At a time like this you think of many things. I thought of Darjeeling, of home, of Ang Lahmu and the girls. I thought of Dittert and his second team of climbers now coming up below us, and that if we didn't get to the top, perhaps they would do better. I thought, "No, we ourselves will get there—we can do it! But if we do it, can we get down again?" I thought of Mallory and Irvine, and how they had disappeared forever, on the other side of the mountain, at just about the height we must be at now.... Then I stopped thinking. My brain went numb. I was just a machine that moved and stopped, moved and stopped, moved and stopped.
Then we stopped and did not move again. Lambert stood motionless, hunched in the wind and driving snow, and I knew he was figuring things out. I tried to figure too, but it was even harder to think than to breathe. I looked down. We had come—how far? About 650 vertical feet, Lambert reckoned later; and it had taken us five hours. I looked up. And there was the south summit about 500 more feet above us. Not the summit. Just the south summit. And beyond it...

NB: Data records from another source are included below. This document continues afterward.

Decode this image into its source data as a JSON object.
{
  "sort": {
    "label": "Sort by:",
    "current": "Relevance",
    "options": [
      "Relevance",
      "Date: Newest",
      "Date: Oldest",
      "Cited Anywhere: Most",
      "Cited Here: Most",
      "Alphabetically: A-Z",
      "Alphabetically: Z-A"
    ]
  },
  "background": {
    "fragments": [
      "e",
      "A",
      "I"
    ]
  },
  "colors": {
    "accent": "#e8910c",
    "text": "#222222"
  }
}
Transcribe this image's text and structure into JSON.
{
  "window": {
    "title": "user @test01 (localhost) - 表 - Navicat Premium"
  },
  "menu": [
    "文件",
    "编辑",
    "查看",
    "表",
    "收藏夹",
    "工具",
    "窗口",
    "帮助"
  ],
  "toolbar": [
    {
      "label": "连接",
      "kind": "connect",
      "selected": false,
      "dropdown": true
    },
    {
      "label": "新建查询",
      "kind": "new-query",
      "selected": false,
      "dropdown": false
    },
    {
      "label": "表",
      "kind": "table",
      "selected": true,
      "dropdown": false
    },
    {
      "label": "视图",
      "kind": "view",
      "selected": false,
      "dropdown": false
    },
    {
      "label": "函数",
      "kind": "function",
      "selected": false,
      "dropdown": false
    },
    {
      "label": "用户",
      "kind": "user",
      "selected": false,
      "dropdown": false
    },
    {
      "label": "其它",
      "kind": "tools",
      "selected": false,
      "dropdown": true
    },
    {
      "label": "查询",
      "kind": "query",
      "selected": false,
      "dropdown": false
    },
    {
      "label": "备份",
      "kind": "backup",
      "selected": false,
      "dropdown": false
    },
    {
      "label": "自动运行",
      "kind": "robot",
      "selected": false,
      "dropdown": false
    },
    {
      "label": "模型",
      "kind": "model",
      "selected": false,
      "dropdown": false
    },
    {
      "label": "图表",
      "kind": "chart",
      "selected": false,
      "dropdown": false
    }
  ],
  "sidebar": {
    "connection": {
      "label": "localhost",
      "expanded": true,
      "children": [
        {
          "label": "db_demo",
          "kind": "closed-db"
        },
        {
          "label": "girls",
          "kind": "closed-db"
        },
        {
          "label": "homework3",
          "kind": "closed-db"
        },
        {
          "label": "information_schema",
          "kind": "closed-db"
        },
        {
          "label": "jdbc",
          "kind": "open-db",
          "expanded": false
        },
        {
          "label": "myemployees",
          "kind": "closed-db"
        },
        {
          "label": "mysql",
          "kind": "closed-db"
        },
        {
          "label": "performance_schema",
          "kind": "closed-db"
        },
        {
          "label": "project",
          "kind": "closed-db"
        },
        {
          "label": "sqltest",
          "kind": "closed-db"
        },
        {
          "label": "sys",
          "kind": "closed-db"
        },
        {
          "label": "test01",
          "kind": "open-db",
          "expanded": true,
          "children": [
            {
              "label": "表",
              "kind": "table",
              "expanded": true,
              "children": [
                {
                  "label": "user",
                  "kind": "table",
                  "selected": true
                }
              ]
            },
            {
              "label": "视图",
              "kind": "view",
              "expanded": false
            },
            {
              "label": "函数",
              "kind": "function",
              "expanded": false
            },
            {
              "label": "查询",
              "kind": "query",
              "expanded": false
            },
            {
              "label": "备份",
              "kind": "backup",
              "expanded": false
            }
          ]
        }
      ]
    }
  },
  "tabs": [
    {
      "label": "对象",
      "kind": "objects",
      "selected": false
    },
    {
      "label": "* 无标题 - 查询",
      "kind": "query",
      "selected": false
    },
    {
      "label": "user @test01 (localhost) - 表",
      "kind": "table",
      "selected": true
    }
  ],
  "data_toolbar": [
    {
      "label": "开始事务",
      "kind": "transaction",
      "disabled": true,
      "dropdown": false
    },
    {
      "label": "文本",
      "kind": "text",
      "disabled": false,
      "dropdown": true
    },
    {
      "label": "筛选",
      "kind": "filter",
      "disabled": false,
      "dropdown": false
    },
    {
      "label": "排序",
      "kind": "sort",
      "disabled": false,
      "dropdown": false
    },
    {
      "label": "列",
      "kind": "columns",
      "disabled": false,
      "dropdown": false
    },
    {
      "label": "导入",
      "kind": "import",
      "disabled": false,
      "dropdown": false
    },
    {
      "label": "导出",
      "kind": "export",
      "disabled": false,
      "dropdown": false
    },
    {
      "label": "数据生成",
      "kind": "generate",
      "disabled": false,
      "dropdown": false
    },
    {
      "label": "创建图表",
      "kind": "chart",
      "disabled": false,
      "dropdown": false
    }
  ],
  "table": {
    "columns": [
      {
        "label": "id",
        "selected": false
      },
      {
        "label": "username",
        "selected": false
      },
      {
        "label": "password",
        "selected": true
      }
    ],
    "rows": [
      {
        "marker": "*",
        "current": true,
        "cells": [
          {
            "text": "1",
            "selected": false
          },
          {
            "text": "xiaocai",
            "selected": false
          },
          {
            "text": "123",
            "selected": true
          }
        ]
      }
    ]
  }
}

I believe in God. I believe that in men's hardest moments He sometimes tells them what to do, what decision to make, and that He did it then for Lambert and me. We could have gone farther. We could perhaps have gone to the top. But we could not have got down again. To go on would be to die.... And we did not go on. We stopped and turned back.... We had reached an altitude of about 28,250 feet: the nearest men had ever come to the top of Everest, the highest anyone had ever climbed in the world. But it was still not enough. We had given all we had, and it was not enough. We turned without speaking. We descended without speaking. Down the long ridge, past the high camp, along the ridge again, along the snow slope. Slowly—slowly. Down—down—down....